===== Exercise inputs
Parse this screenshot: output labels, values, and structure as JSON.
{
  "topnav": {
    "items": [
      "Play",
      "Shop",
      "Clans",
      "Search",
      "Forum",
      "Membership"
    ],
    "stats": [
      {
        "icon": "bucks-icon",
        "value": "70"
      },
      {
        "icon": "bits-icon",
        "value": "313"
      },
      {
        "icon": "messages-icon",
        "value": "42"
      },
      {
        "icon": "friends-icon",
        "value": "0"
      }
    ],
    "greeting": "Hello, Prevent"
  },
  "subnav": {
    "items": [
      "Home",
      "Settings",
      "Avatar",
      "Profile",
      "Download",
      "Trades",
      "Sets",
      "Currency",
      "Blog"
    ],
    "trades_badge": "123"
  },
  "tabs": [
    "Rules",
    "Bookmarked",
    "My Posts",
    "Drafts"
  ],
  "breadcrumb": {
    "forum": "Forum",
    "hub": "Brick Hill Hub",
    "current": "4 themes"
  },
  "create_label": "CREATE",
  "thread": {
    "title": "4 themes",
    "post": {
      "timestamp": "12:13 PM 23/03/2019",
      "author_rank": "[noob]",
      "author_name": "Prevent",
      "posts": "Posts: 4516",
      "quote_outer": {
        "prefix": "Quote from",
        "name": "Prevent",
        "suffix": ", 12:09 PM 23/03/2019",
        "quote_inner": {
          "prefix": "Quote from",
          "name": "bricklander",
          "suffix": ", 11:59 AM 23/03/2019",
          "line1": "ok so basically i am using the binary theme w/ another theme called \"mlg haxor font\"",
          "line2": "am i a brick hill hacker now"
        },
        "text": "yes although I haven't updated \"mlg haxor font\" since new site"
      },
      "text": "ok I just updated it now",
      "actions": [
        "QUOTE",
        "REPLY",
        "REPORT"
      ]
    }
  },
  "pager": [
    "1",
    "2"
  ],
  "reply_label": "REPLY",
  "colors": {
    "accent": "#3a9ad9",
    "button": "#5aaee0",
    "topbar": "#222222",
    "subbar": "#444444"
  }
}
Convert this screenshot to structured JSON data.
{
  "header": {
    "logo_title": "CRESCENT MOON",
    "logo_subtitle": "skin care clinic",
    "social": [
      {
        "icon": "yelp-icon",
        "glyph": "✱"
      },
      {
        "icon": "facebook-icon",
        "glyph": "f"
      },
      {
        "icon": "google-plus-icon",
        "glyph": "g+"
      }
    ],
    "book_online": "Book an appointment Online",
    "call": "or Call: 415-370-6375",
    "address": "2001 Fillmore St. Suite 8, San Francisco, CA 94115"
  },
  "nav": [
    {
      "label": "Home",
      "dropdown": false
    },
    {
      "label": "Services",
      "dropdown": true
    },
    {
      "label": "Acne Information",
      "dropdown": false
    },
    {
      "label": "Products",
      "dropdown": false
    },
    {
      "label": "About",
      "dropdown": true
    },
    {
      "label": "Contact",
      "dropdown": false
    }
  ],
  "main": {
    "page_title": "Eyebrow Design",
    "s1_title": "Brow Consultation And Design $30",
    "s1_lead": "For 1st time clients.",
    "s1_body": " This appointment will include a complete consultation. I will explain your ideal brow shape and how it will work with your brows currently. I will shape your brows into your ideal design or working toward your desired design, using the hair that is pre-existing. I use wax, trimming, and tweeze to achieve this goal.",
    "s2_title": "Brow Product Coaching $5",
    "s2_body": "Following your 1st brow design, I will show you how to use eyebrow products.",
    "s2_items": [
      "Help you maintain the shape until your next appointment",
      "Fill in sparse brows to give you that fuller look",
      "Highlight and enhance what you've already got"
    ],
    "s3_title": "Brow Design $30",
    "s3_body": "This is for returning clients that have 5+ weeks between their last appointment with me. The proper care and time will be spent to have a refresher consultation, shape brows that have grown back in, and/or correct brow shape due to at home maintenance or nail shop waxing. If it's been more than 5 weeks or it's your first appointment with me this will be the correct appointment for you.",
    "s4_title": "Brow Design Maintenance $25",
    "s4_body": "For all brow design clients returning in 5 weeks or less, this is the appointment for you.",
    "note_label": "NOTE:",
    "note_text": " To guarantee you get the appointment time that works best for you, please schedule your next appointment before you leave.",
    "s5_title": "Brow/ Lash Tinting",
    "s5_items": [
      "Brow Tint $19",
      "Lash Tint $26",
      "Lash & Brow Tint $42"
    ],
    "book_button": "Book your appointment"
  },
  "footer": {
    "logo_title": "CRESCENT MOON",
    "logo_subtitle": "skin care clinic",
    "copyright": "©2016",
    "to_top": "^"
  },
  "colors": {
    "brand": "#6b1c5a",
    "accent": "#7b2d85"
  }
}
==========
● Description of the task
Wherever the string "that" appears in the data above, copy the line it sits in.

● Solution to this problem
    "s1_body": " This appointment will include a complete consultation. I will explain your ideal brow shape and how it will work with your brows currently. I will shape your brows into your ideal design or working toward your desired design, using the hair that is pre-existing. I use wax, trimming, and tweeze to achieve this goal.",
      "Fill in sparse brows to give you that fuller look",
    "s3_body": "This is for returning clients that have 5+ weeks between their last appointment with me. The proper care and time will be spent to have a refresher consultation, shape brows that have grown back in, and/or correct brow shape due to at home maintenance or nail shop waxing. If it's been more than 5 weeks or it's your first appointment with me this will be the correct appointment for you.",
    "note_text": " To guarantee you get the appointment time that works best for you, please schedule your next appointment before you leave.",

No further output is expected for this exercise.